Which lines of the records below contain the word "style"? Show each one.

⟨

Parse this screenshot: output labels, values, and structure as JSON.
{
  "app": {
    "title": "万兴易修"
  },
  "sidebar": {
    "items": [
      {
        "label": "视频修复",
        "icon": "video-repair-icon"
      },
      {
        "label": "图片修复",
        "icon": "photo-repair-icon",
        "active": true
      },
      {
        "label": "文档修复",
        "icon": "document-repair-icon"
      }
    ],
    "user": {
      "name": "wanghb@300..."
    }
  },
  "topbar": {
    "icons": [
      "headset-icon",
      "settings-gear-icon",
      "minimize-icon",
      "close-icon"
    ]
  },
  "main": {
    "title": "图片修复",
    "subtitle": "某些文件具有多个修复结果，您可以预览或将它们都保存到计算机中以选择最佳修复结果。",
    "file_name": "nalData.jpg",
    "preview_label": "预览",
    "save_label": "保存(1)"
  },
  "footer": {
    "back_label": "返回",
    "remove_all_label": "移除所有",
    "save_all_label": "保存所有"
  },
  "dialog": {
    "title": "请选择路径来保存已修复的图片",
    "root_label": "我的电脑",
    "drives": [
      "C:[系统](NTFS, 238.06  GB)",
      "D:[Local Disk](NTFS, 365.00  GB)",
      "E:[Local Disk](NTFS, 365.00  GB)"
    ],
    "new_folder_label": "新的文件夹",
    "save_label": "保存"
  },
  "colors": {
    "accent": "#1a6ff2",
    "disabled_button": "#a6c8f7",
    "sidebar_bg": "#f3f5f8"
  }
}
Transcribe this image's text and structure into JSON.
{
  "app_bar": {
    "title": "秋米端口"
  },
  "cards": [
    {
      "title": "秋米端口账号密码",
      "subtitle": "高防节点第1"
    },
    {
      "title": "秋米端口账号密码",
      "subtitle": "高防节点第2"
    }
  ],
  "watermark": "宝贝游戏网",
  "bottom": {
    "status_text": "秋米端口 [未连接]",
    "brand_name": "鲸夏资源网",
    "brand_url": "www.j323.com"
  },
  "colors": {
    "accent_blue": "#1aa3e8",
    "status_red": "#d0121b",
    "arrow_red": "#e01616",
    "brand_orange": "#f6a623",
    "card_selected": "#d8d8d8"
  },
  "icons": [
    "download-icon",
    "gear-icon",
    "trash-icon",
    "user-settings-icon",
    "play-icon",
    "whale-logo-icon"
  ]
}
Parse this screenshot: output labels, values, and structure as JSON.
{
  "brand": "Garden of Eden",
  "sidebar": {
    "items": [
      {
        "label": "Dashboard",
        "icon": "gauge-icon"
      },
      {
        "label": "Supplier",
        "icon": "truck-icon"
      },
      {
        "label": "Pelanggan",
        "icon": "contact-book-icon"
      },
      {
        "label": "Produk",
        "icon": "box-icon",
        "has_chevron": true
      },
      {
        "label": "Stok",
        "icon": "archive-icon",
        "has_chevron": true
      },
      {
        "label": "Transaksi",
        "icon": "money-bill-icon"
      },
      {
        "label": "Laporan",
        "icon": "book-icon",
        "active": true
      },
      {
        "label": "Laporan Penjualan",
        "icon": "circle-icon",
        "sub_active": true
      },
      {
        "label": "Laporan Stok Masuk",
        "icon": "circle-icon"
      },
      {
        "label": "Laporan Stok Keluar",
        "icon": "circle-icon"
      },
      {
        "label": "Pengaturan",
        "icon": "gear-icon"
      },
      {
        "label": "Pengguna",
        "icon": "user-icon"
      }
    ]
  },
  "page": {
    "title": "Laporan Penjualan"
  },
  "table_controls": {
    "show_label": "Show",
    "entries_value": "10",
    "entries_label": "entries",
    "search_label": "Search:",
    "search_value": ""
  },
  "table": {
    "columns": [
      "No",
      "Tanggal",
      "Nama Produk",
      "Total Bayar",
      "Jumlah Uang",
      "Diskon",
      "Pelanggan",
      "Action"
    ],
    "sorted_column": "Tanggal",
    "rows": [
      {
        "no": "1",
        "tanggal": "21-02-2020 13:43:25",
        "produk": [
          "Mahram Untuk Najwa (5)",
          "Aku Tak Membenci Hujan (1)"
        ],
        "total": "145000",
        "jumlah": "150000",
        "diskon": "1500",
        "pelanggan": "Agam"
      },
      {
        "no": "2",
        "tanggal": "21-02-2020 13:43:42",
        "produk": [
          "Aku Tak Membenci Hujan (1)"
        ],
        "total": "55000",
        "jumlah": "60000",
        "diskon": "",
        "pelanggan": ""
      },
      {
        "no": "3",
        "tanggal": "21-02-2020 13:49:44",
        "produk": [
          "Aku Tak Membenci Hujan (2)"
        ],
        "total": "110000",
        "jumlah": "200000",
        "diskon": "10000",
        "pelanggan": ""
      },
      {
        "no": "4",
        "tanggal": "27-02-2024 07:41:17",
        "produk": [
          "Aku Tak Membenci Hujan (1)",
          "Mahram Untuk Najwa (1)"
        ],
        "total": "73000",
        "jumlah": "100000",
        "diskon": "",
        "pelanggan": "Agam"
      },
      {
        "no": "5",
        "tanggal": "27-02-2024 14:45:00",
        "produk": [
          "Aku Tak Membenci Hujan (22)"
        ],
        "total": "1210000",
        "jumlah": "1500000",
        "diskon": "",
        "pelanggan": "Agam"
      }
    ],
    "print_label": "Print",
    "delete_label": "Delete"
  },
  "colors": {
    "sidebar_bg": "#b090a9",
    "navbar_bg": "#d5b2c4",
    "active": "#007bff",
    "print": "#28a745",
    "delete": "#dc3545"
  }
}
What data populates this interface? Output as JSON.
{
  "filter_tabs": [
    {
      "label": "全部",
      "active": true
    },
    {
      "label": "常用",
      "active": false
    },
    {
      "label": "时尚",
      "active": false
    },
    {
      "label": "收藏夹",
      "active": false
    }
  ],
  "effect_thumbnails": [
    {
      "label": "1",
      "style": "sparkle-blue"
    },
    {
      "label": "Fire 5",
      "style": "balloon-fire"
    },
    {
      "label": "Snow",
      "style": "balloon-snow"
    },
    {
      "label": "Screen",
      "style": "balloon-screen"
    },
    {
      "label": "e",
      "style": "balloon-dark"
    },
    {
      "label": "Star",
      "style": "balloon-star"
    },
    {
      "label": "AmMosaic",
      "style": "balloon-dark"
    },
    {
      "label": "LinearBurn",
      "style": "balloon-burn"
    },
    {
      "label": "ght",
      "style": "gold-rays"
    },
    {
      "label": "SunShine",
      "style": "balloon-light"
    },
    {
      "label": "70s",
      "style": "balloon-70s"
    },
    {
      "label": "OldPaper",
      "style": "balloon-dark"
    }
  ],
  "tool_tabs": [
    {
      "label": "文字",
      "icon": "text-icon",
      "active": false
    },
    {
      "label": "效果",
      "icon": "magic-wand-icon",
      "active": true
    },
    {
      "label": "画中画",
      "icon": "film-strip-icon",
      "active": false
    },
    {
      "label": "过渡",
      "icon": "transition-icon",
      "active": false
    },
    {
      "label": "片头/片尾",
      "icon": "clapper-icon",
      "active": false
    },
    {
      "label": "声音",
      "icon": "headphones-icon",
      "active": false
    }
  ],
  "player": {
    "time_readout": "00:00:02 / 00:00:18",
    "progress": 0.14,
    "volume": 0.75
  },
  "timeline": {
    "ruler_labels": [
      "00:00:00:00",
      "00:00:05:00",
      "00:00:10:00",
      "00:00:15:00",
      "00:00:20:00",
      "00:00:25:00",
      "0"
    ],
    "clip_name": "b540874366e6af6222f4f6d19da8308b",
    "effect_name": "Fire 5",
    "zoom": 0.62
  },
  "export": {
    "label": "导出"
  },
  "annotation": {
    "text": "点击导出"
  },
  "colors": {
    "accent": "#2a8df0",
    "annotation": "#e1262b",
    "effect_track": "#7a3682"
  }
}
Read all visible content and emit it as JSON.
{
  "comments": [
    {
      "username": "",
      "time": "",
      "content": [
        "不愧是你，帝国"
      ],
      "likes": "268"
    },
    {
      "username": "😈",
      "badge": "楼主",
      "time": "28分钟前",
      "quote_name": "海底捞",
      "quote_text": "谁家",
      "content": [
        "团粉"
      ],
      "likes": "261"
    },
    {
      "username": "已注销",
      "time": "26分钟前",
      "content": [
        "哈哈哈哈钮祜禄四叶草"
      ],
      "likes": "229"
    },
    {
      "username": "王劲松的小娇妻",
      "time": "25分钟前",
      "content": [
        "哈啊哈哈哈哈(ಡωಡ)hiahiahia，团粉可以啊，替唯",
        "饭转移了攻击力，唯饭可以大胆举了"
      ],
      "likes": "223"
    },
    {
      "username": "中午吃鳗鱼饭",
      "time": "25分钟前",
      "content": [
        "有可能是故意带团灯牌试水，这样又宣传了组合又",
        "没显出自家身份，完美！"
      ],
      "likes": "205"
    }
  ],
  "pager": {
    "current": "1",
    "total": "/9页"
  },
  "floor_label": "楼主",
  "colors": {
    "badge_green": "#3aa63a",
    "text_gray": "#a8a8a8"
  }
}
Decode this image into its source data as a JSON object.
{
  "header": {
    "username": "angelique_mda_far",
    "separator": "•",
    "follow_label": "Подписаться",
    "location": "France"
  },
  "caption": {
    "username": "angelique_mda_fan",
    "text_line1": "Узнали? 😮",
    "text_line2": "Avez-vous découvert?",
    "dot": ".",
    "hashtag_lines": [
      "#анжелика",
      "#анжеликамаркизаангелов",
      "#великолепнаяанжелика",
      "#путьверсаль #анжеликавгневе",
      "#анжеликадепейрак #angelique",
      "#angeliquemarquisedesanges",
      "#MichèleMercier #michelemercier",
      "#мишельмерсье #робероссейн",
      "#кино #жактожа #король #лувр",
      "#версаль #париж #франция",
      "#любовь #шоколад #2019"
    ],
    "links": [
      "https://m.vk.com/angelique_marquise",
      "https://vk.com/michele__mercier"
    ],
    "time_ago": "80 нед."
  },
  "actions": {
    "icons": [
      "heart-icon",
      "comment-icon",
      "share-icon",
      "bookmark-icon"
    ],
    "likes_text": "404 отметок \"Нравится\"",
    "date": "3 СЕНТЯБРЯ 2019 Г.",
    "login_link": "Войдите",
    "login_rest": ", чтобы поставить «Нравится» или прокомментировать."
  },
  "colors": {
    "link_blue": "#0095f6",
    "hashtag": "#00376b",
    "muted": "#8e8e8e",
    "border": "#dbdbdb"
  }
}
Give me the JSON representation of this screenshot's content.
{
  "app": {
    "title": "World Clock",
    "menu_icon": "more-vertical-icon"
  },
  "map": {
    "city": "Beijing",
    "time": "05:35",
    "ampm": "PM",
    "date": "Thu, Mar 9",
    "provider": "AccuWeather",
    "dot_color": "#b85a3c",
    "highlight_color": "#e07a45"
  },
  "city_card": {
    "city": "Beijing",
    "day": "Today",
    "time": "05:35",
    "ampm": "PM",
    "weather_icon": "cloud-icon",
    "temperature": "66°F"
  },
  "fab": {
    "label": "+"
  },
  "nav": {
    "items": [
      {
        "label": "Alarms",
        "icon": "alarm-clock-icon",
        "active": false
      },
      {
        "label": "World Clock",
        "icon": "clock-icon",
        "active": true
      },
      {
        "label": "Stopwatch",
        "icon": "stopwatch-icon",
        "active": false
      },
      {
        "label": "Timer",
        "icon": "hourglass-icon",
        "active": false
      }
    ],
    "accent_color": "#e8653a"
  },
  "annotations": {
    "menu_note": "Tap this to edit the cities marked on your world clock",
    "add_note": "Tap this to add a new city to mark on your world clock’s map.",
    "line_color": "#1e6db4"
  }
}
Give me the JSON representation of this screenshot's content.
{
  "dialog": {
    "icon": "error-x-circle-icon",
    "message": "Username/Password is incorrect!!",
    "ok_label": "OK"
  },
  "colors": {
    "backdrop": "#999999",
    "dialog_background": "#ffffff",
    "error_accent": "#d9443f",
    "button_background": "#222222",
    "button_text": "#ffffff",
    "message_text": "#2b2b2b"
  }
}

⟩

■ Exercise answer
      "style": "sparkle-blue"
      "style": "balloon-fire"
      "style": "balloon-snow"
      "style": "balloon-screen"
      "style": "balloon-dark"
      "style": "balloon-star"
      "style": "balloon-dark"
      "style": "balloon-burn"
      "style": "gold-rays"
      "style": "balloon-light"
      "style": "balloon-70s"
      "style": "balloon-dark"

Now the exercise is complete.